• How to complete this task:
Which of the lines below include "Meera"? Each one should be copied out.

• Source data:
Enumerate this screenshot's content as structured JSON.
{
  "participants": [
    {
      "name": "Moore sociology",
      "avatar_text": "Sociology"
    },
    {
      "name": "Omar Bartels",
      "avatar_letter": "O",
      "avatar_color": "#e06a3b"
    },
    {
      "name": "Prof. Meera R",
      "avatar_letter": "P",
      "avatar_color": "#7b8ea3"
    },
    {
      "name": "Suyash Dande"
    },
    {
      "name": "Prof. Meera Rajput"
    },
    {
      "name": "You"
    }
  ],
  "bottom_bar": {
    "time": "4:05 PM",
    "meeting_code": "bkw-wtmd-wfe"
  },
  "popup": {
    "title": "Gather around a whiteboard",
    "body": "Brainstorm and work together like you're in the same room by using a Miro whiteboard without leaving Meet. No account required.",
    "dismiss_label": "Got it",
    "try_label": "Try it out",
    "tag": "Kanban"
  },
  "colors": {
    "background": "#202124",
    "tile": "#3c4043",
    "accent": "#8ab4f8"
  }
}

• Result for this task:
      "name": "Prof. Meera R",
      "name": "Prof. Meera Rajput"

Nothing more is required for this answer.